BEGIN

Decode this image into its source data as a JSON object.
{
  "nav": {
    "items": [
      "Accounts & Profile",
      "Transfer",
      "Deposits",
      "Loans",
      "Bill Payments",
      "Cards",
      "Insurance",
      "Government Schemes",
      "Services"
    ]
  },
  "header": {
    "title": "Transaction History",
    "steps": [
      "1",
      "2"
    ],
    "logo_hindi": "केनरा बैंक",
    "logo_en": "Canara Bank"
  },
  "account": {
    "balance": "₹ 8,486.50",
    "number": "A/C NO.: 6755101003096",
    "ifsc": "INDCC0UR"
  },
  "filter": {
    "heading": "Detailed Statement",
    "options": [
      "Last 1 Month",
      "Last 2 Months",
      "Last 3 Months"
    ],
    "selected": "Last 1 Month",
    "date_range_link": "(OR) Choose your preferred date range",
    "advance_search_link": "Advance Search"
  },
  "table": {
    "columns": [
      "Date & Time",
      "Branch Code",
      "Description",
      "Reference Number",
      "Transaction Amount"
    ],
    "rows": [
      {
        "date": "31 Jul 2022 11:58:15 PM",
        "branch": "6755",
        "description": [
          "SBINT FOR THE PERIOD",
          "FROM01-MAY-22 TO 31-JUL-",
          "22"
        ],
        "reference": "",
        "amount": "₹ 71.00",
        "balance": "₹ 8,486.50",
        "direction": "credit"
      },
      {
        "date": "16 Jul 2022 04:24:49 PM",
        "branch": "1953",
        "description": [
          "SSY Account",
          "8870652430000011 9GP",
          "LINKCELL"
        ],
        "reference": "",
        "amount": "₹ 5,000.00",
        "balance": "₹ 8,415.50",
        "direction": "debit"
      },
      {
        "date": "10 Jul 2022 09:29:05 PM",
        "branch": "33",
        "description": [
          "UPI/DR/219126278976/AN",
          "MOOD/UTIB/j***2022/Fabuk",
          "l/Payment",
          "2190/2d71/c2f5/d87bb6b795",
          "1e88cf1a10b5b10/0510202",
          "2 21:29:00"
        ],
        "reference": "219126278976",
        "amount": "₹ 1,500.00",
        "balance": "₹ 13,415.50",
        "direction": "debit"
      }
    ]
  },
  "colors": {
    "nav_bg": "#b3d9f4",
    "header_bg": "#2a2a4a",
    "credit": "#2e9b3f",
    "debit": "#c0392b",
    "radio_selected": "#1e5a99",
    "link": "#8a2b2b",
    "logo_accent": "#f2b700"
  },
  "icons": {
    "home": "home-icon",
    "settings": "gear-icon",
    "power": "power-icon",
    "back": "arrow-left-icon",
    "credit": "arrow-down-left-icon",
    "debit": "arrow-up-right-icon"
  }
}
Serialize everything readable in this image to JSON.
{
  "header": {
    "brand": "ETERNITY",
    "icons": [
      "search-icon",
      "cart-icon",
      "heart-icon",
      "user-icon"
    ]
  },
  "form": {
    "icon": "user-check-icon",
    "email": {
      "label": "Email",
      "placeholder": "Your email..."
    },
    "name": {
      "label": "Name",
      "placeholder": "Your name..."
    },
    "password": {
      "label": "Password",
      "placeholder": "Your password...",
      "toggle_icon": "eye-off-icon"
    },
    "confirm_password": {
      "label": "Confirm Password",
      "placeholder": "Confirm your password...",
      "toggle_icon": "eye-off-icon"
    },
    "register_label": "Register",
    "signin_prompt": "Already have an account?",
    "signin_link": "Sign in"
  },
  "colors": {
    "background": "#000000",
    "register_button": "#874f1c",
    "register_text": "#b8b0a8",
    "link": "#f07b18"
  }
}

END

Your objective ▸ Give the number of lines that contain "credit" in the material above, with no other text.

Response ▸ 3